In exchange for extending the Black Sea Grain Initiative that established a humanitarian maritime corridor to allow ships to export grain and other foodstuffs from Ukraine, Russia may be allowed to export its ammonia through the same corridor that Ukraine currently uses to export food.

The Financial Times newspaper reported this, citing people familiar with the matter.

Negotiators are confident the two sides will agree to extend the agreement before it expires on Saturday, 19 November, the newspaper reported.

According to the newspaper’s sources, a compromise has been reached with Russia on allowing the state-owned Russian Agricultural Bank (Rosselkhozbank) to make payments for its own agricultural exports and reopening the Tolyatti-Odesa ammonia pipeline, which transports ammonia through Ukraine.

The extension is being negotiated by the United Nations, a process that involved bilateral meetings on the sidelines of the G20 summit in Bali, the newspaper reports.

Under the revised agreement, Russia would be able to use the same Black Sea route transporting the bulk of Ukraine’s agricultural exports since August.

This means that Russia will be able to resume using the pipeline to transport ammonia through Ukrainian territory before reaching a port near Odesa.

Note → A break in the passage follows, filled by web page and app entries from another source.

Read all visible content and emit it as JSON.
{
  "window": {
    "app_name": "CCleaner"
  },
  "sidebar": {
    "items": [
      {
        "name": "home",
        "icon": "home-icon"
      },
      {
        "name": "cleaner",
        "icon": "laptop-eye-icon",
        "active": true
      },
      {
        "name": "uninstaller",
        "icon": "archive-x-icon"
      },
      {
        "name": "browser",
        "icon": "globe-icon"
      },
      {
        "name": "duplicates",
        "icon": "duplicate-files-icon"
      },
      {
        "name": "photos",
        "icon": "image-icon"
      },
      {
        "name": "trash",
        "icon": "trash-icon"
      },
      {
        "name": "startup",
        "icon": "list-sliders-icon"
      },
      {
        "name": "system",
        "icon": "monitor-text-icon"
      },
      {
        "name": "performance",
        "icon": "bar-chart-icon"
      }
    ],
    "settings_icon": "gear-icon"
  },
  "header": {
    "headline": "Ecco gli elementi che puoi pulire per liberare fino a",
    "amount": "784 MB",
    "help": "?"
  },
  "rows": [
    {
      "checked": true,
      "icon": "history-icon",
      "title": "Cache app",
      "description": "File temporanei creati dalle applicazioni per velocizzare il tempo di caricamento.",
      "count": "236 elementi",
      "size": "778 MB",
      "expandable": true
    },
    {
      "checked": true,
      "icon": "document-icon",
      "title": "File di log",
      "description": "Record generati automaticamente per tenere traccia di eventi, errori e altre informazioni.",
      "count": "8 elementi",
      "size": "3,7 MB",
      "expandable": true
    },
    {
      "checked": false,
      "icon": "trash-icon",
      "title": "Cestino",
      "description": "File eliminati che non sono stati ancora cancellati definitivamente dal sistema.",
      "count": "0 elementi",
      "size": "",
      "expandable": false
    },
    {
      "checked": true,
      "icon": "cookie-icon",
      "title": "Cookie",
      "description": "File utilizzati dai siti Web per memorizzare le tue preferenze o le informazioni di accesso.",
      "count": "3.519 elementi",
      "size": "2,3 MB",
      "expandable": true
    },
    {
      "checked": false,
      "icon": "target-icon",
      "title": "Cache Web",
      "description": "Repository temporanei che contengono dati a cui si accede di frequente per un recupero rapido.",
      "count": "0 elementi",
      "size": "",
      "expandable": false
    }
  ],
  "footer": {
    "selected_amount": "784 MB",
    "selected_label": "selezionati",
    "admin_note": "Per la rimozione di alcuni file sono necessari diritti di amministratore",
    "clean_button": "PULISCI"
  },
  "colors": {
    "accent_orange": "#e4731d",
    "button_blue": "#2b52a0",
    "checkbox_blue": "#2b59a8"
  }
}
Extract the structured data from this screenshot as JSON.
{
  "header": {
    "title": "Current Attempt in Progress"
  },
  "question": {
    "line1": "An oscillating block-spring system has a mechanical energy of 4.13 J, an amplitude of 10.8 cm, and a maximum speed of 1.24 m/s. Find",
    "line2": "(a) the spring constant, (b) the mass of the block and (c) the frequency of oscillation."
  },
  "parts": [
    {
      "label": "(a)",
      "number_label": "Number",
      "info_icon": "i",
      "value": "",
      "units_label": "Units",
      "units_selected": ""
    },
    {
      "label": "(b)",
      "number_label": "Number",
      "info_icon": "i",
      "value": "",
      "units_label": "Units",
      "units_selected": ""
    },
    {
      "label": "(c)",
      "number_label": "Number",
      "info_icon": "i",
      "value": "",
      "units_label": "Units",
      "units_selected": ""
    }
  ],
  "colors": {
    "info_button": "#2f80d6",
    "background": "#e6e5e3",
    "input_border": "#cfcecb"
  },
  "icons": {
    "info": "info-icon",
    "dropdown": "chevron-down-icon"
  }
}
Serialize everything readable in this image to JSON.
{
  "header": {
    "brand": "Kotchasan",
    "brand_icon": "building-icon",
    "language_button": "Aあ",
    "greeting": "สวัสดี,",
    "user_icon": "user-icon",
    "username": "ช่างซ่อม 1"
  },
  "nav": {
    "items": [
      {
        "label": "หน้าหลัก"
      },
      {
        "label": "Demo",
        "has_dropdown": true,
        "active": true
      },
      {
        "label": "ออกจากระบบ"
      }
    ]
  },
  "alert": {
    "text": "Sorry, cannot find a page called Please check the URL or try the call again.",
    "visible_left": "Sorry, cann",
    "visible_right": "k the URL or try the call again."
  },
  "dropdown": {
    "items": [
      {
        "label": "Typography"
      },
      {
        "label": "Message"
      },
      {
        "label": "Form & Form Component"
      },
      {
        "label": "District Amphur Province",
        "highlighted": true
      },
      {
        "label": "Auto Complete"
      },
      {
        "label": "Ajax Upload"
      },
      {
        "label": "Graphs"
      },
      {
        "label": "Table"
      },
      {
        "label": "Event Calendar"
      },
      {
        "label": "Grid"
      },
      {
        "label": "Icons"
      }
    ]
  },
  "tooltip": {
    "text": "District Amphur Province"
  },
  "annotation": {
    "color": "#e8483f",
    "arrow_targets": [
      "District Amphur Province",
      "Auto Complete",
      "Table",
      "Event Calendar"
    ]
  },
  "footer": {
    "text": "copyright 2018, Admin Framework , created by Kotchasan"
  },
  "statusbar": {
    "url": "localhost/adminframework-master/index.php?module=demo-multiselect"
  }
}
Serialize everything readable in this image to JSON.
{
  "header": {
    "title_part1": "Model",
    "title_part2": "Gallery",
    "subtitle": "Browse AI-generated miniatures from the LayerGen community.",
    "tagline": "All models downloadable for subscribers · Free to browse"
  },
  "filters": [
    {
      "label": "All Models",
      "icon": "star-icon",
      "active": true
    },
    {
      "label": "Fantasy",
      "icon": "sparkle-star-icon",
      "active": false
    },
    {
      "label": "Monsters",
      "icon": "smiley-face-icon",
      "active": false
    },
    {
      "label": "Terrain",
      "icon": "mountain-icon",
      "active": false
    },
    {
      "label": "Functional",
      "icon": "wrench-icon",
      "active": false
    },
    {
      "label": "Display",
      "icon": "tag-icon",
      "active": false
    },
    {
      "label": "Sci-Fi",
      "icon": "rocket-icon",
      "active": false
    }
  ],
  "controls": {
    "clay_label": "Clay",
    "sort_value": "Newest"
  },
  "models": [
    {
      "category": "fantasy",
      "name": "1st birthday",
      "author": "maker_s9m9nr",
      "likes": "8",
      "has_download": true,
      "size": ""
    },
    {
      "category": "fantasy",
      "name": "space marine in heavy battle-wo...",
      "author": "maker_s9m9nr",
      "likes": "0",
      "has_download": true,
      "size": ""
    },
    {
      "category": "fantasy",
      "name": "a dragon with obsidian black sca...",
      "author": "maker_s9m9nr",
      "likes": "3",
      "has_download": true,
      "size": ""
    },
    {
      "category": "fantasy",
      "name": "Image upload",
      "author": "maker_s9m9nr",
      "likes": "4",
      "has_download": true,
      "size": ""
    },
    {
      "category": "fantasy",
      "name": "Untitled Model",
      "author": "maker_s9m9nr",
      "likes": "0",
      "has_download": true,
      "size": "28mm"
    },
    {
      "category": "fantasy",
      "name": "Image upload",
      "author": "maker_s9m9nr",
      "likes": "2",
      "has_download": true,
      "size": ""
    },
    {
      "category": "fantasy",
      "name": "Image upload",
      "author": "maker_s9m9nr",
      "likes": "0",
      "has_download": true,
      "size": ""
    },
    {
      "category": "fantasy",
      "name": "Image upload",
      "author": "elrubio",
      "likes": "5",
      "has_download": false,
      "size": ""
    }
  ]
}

"We are discussing the possibility of exporting Russian ammonia in a pipeline that crosses Ukraine through the same routes (through Ukrainian ports)," United Nations Secretary-General António Guterres said in mid-September.